(Dataset rows describing interfaces)
⟨
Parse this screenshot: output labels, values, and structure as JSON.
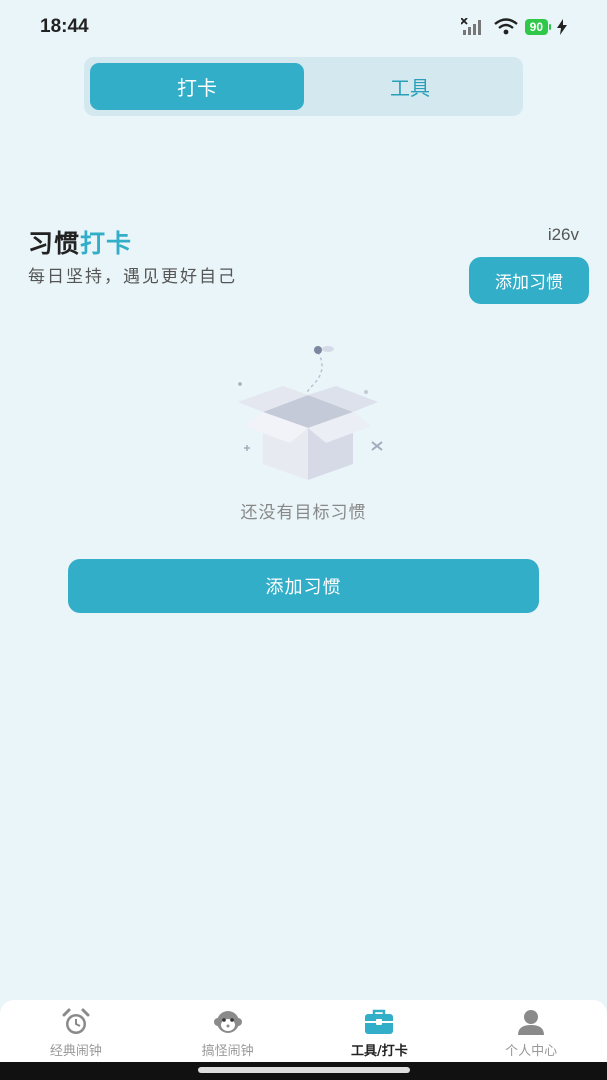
{
  "status": {
    "time": "18:44",
    "battery": "90"
  },
  "tabs": [
    {
      "label": "打卡",
      "active": true
    },
    {
      "label": "工具",
      "active": false
    }
  ],
  "header": {
    "title_plain": "习惯",
    "title_accent": "打卡",
    "subtitle": "每日坚持，遇见更好自己",
    "version": "i26v",
    "add_button_label": "添加习惯"
  },
  "empty": {
    "message": "还没有目标习惯",
    "add_button_label": "添加习惯"
  },
  "bottom_nav": [
    {
      "label": "经典闹钟",
      "icon": "alarm-clock-icon",
      "active": false
    },
    {
      "label": "搞怪闹钟",
      "icon": "monkey-face-icon",
      "active": false
    },
    {
      "label": "工具/打卡",
      "icon": "toolbox-icon",
      "active": true
    },
    {
      "label": "个人中心",
      "icon": "person-icon",
      "active": false
    }
  ],
  "colors": {
    "accent": "#33aec8",
    "background": "#e9f5f8"
  }
}
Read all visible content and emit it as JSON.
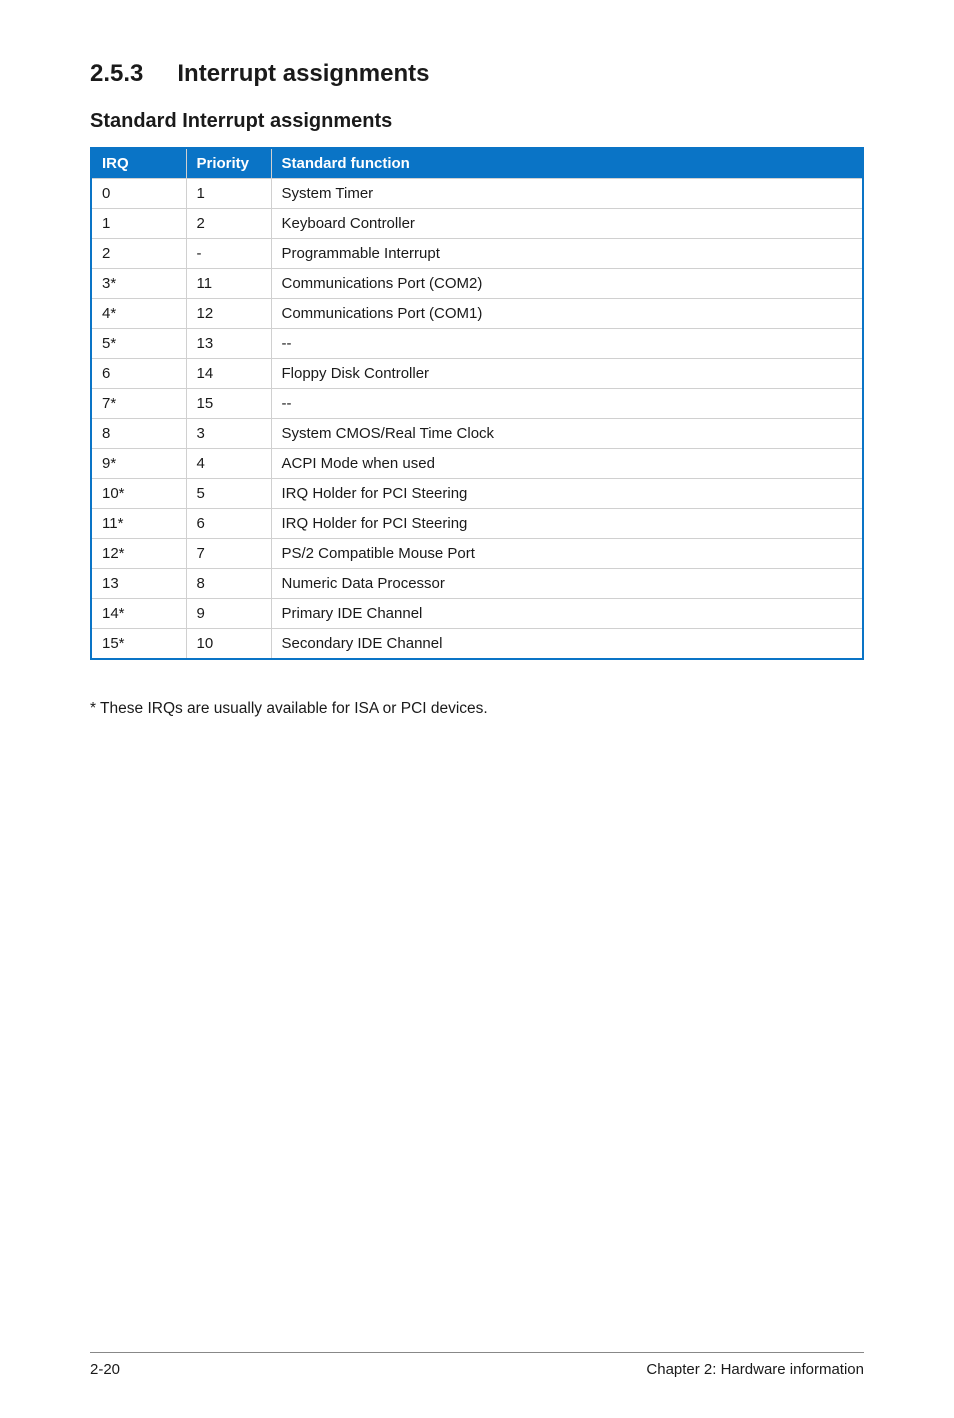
{
  "section": {
    "number": "2.5.3",
    "title": "Interrupt assignments"
  },
  "subhead": "Standard Interrupt assignments",
  "table": {
    "headers": {
      "irq": "IRQ",
      "priority": "Priority",
      "func": "Standard function"
    },
    "rows": [
      {
        "irq": "0",
        "priority": "1",
        "func": "System Timer"
      },
      {
        "irq": "1",
        "priority": "2",
        "func": "Keyboard Controller"
      },
      {
        "irq": "2",
        "priority": "-",
        "func": "Programmable Interrupt"
      },
      {
        "irq": "3*",
        "priority": "11",
        "func": "Communications Port (COM2)"
      },
      {
        "irq": "4*",
        "priority": "12",
        "func": "Communications Port (COM1)"
      },
      {
        "irq": "5*",
        "priority": "13",
        "func": "--"
      },
      {
        "irq": "6",
        "priority": "14",
        "func": "Floppy Disk Controller"
      },
      {
        "irq": "7*",
        "priority": "15",
        "func": "--"
      },
      {
        "irq": "8",
        "priority": "3",
        "func": "System CMOS/Real Time Clock"
      },
      {
        "irq": "9*",
        "priority": "4",
        "func": "ACPI Mode when used"
      },
      {
        "irq": "10*",
        "priority": "5",
        "func": "IRQ Holder for PCI Steering"
      },
      {
        "irq": "11*",
        "priority": "6",
        "func": "IRQ Holder for PCI Steering"
      },
      {
        "irq": "12*",
        "priority": "7",
        "func": "PS/2 Compatible Mouse Port"
      },
      {
        "irq": "13",
        "priority": "8",
        "func": "Numeric Data Processor"
      },
      {
        "irq": "14*",
        "priority": "9",
        "func": "Primary IDE Channel"
      },
      {
        "irq": "15*",
        "priority": "10",
        "func": "Secondary IDE Channel"
      }
    ]
  },
  "footnote": "* These IRQs are usually available for ISA or PCI devices.",
  "footer": {
    "page": "2-20",
    "chapter": "Chapter 2: Hardware information"
  }
}
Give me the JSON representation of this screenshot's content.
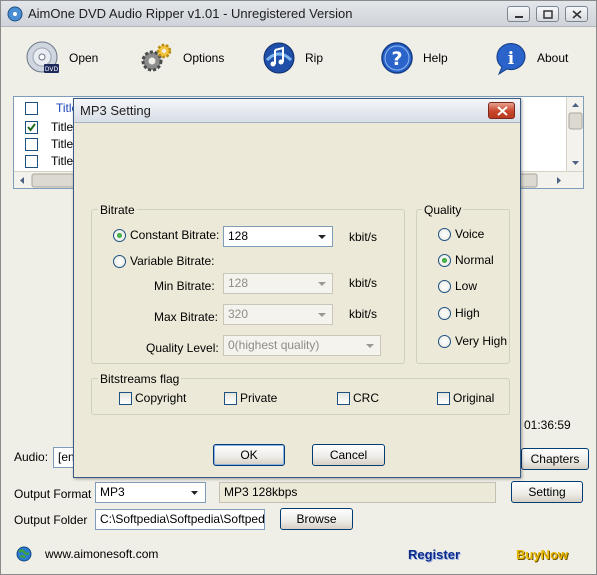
{
  "main": {
    "title": "AimOne DVD Audio Ripper v1.01 - Unregistered Version",
    "toolbar": {
      "open": "Open",
      "options": "Options",
      "rip": "Rip",
      "help": "Help",
      "about": "About"
    },
    "list": {
      "header": "Title",
      "rows": [
        "Title",
        "Title",
        "Title"
      ]
    },
    "duration": "01:36:59",
    "chapters_label": "Chapters",
    "audio_label": "Audio:",
    "audio_value": "[en",
    "output_format_label": "Output Format",
    "output_format_value": "MP3",
    "format_summary": "MP3  128kbps",
    "setting_label": "Setting",
    "output_folder_label": "Output Folder",
    "output_folder_value": "C:\\Softpedia\\Softpedia\\Softpedia",
    "browse_label": "Browse",
    "website": "www.aimonesoft.com",
    "register_label": "Register",
    "buynow_label": "BuyNow",
    "colors": {
      "register": "#0a2a8a",
      "buynow": "#e8b800"
    }
  },
  "dialog": {
    "title": "MP3 Setting",
    "bitrate_group": "Bitrate",
    "constant_label": "Constant Bitrate:",
    "constant_value": "128",
    "variable_label": "Variable Bitrate:",
    "min_label": "Min Bitrate:",
    "min_value": "128",
    "max_label": "Max Bitrate:",
    "max_value": "320",
    "quality_level_label": "Quality Level:",
    "quality_level_value": "0(highest quality)",
    "unit": "kbit/s",
    "quality_group": "Quality",
    "quality_options": [
      "Voice",
      "Normal",
      "Low",
      "High",
      "Very High"
    ],
    "quality_selected": "Normal",
    "bitstreams_group": "Bitstreams flag",
    "flags": [
      "Copyright",
      "Private",
      "CRC",
      "Original"
    ],
    "ok_label": "OK",
    "cancel_label": "Cancel"
  }
}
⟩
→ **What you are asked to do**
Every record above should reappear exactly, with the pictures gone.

→ **Solved exercise**
Parse this screenshot: output labels, values, and structure as JSON.
{
  "status": {
    "time": "18:44",
    "battery": "90"
  },
  "tabs": [
    {
      "label": "打卡",
      "active": true
    },
    {
      "label": "工具",
      "active": false
    }
  ],
  "header": {
    "title_plain": "习惯",
    "title_accent": "打卡",
    "subtitle": "每日坚持，遇见更好自己",
    "version": "i26v",
    "add_button_label": "添加习惯"
  },
  "empty": {
    "message": "还没有目标习惯",
    "add_button_label": "添加习惯"
  },
  "bottom_nav": [
    {
      "label": "经典闹钟",
      "icon": "alarm-clock-icon",
      "active": false
    },
    {
      "label": "搞怪闹钟",
      "icon": "monkey-face-icon",
      "active": false
    },
    {
      "label": "工具/打卡",
      "icon": "toolbox-icon",
      "active": true
    },
    {
      "label": "个人中心",
      "icon": "person-icon",
      "active": false
    }
  ],
  "colors": {
    "accent": "#33aec8",
    "background": "#e9f5f8"
  }
}
Read all visible content and emit it as JSON.
{
  "section": {
    "number": "2.5.3",
    "title": "Interrupt assignments"
  },
  "subhead": "Standard Interrupt assignments",
  "table": {
    "headers": {
      "irq": "IRQ",
      "priority": "Priority",
      "func": "Standard function"
    },
    "rows": [
      {
        "irq": "0",
        "priority": "1",
        "func": "System Timer"
      },
      {
        "irq": "1",
        "priority": "2",
        "func": "Keyboard Controller"
      },
      {
        "irq": "2",
        "priority": "-",
        "func": "Programmable Interrupt"
      },
      {
        "irq": "3*",
        "priority": "11",
        "func": "Communications Port (COM2)"
      },
      {
        "irq": "4*",
        "priority": "12",
        "func": "Communications Port (COM1)"
      },
      {
        "irq": "5*",
        "priority": "13",
        "func": "--"
      },
      {
        "irq": "6",
        "priority": "14",
        "func": "Floppy Disk Controller"
      },
      {
        "irq": "7*",
        "priority": "15",
        "func": "--"
      },
      {
        "irq": "8",
        "priority": "3",
        "func": "System CMOS/Real Time Clock"
      },
      {
        "irq": "9*",
        "priority": "4",
        "func": "ACPI Mode when used"
      },
      {
        "irq": "10*",
        "priority": "5",
        "func": "IRQ Holder for PCI Steering"
      },
      {
        "irq": "11*",
        "priority": "6",
        "func": "IRQ Holder for PCI Steering"
      },
      {
        "irq": "12*",
        "priority": "7",
        "func": "PS/2 Compatible Mouse Port"
      },
      {
        "irq": "13",
        "priority": "8",
        "func": "Numeric Data Processor"
      },
      {
        "irq": "14*",
        "priority": "9",
        "func": "Primary IDE Channel"
      },
      {
        "irq": "15*",
        "priority": "10",
        "func": "Secondary IDE Channel"
      }
    ]
  },
  "footnote": "* These IRQs are usually available for ISA or PCI devices.",
  "footer": {
    "page": "2-20",
    "chapter": "Chapter 2: Hardware information"
  }
}
Give me the JSON representation of this screenshot's content.
{
  "main": {
    "title": "AimOne DVD Audio Ripper v1.01 - Unregistered Version",
    "toolbar": {
      "open": "Open",
      "options": "Options",
      "rip": "Rip",
      "help": "Help",
      "about": "About"
    },
    "list": {
      "header": "Title",
      "rows": [
        "Title",
        "Title",
        "Title"
      ]
    },
    "duration": "01:36:59",
    "chapters_label": "Chapters",
    "audio_label": "Audio:",
    "audio_value": "[en",
    "output_format_label": "Output Format",
    "output_format_value": "MP3",
    "format_summary": "MP3  128kbps",
    "setting_label": "Setting",
    "output_folder_label": "Output Folder",
    "output_folder_value": "C:\\Softpedia\\Softpedia\\Softpedia",
    "browse_label": "Browse",
    "website": "www.aimonesoft.com",
    "register_label": "Register",
    "buynow_label": "BuyNow",
    "colors": {
      "register": "#0a2a8a",
      "buynow": "#e8b800"
    }
  },
  "dialog": {
    "title": "MP3 Setting",
    "bitrate_group": "Bitrate",
    "constant_label": "Constant Bitrate:",
    "constant_value": "128",
    "variable_label": "Variable Bitrate:",
    "min_label": "Min Bitrate:",
    "min_value": "128",
    "max_label": "Max Bitrate:",
    "max_value": "320",
    "quality_level_label": "Quality Level:",
    "quality_level_value": "0(highest quality)",
    "unit": "kbit/s",
    "quality_group": "Quality",
    "quality_options": [
      "Voice",
      "Normal",
      "Low",
      "High",
      "Very High"
    ],
    "quality_selected": "Normal",
    "bitstreams_group": "Bitstreams flag",
    "flags": [
      "Copyright",
      "Private",
      "CRC",
      "Original"
    ],
    "ok_label": "OK",
    "cancel_label": "Cancel"
  }
}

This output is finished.